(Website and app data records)
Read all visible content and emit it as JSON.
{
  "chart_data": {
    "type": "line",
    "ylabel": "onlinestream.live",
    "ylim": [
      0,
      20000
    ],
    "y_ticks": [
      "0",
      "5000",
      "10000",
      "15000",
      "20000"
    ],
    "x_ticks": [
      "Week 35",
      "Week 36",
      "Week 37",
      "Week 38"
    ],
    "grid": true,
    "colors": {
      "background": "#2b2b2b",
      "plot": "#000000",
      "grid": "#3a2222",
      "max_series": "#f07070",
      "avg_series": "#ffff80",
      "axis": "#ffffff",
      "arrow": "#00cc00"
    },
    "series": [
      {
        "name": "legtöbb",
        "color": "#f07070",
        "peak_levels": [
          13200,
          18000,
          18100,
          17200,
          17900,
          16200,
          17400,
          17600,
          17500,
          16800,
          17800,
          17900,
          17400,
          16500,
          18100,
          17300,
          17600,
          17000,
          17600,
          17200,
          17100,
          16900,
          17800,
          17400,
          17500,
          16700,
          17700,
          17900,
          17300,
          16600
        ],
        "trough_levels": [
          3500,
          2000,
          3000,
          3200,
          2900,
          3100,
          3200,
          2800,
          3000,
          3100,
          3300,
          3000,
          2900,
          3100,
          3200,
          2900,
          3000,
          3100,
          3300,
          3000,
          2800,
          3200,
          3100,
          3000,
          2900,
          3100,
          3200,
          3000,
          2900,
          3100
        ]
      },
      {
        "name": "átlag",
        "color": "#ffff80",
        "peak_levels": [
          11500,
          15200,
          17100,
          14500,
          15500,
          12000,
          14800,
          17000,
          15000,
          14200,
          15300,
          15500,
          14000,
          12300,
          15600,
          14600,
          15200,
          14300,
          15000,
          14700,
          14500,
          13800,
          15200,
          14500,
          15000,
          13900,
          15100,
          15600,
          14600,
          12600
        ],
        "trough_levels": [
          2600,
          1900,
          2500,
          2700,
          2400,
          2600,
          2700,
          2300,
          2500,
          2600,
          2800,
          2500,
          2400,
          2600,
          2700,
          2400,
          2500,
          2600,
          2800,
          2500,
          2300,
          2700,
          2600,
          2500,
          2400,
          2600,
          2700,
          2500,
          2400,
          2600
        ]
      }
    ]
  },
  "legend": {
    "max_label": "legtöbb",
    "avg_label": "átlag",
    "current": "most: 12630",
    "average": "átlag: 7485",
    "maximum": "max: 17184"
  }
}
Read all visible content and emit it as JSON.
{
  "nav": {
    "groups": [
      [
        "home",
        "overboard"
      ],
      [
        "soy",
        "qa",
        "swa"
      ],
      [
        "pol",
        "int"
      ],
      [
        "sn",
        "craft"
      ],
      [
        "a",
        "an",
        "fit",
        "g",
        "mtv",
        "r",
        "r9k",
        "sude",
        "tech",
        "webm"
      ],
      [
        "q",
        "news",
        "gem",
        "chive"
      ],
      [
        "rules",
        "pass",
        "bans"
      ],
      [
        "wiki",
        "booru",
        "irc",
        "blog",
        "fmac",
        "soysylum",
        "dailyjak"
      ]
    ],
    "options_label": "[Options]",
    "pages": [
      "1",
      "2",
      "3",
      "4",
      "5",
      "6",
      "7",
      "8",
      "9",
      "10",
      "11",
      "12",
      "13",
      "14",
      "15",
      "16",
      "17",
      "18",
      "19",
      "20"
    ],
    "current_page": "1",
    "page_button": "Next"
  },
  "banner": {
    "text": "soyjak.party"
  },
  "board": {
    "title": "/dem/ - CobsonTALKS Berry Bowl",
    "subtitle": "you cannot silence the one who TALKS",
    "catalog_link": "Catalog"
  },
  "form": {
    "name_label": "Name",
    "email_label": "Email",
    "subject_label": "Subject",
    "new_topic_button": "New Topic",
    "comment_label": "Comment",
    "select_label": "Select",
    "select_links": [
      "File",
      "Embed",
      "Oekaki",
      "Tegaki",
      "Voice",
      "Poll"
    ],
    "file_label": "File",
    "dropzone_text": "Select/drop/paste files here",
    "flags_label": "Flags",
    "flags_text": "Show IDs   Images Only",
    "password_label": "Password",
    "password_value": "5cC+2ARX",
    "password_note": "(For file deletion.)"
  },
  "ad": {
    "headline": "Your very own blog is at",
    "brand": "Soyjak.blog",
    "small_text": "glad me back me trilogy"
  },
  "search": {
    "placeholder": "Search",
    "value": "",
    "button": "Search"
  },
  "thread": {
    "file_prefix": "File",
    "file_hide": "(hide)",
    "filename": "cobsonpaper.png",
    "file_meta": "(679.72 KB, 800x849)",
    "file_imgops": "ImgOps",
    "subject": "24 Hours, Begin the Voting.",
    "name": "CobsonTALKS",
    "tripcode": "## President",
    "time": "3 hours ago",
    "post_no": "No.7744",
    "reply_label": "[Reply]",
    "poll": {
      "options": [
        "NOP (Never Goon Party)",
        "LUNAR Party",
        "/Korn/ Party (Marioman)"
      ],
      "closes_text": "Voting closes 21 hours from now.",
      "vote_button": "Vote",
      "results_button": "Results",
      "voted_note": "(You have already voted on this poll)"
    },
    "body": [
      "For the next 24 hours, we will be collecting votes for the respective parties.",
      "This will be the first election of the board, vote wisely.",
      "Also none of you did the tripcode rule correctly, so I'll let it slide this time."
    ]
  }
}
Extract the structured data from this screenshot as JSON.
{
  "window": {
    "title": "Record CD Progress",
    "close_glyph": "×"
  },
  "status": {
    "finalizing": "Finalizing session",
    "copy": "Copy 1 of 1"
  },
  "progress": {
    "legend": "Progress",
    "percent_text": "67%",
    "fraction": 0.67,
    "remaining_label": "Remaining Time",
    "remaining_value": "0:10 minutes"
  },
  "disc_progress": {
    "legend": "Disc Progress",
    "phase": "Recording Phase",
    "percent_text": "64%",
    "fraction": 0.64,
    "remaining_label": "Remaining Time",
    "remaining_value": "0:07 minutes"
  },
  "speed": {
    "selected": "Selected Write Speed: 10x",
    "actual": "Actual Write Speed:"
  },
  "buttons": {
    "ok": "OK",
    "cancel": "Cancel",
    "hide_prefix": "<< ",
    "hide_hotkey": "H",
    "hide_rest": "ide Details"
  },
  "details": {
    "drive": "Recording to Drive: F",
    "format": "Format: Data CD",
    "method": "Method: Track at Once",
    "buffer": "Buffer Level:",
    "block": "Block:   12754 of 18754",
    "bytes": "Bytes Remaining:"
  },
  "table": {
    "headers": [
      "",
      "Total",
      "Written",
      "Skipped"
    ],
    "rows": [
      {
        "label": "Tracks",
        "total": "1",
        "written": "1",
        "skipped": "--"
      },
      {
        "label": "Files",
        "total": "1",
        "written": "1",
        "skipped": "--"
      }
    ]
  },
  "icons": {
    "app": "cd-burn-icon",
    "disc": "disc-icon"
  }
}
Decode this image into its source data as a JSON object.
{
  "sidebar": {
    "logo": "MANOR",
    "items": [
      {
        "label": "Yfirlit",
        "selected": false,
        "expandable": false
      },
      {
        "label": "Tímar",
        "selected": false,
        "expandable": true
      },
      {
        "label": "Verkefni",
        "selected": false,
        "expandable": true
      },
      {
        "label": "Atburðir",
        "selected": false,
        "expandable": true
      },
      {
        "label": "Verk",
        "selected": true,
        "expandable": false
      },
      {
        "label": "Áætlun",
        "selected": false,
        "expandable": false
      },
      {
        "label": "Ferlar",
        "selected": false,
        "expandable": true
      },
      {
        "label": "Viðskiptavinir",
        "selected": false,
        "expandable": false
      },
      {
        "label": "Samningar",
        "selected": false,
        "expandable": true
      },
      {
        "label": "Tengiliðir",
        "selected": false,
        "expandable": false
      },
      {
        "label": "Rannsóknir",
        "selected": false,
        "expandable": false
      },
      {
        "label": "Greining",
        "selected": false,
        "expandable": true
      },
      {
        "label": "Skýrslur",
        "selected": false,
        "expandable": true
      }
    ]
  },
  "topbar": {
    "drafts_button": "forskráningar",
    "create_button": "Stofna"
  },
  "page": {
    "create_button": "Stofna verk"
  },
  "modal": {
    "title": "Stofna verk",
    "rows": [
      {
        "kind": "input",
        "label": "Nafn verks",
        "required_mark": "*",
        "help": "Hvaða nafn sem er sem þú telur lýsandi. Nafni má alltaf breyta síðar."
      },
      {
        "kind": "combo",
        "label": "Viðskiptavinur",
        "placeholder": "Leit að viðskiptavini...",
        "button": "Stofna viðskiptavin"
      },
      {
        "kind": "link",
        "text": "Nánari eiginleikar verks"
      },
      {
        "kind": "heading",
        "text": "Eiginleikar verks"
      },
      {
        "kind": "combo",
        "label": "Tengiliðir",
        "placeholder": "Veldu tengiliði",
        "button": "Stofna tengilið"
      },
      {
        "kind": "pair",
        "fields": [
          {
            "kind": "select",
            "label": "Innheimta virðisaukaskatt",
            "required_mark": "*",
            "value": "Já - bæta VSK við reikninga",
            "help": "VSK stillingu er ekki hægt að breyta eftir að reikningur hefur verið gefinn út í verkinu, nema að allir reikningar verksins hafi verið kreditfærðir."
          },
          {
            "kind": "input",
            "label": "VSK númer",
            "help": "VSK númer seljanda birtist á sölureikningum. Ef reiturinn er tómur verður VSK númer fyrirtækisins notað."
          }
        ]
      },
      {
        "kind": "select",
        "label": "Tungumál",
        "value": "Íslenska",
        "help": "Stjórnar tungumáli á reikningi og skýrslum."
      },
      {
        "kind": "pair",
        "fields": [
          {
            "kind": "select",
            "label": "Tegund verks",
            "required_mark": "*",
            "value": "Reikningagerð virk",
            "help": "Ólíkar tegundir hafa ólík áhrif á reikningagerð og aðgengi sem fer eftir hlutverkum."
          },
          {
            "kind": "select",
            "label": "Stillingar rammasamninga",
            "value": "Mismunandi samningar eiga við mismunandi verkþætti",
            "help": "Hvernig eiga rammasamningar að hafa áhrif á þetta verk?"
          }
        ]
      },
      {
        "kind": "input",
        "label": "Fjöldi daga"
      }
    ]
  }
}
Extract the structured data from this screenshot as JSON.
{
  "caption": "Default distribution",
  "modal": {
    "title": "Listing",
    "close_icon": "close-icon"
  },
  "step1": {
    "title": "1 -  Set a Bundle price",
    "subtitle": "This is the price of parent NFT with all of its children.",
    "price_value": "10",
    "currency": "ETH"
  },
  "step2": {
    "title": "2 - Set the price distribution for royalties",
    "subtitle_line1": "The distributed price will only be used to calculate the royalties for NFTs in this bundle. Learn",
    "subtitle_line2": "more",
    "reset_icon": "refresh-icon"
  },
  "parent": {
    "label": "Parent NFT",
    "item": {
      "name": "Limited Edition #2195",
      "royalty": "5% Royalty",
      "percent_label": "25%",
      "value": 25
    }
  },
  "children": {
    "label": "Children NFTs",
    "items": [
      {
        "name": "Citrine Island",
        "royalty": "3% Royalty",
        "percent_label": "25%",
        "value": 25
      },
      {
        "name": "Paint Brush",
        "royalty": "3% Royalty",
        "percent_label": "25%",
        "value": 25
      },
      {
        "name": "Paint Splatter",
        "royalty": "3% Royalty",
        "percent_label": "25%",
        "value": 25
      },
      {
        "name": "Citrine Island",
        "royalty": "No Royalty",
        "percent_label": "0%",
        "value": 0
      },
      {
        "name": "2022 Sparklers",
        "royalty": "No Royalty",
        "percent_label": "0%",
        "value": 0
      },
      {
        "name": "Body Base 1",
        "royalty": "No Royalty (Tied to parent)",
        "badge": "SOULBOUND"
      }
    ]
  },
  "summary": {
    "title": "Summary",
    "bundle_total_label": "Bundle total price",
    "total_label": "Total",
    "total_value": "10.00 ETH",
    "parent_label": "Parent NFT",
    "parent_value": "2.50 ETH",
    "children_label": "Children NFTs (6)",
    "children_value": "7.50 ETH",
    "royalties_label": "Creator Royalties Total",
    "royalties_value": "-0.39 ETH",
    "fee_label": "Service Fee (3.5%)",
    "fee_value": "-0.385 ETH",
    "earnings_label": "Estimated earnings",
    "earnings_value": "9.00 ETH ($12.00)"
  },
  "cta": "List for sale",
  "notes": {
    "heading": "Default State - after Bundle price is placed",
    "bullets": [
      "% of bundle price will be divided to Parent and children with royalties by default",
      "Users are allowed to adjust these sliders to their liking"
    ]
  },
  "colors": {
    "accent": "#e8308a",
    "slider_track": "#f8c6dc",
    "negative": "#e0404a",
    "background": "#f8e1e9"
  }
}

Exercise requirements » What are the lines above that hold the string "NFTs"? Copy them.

Your solution »
    "subtitle_line1": "The distributed price will only be used to calculate the royalties for NFTs in this bundle. Learn",
    "label": "Children NFTs",
    "children_label": "Children NFTs (6)",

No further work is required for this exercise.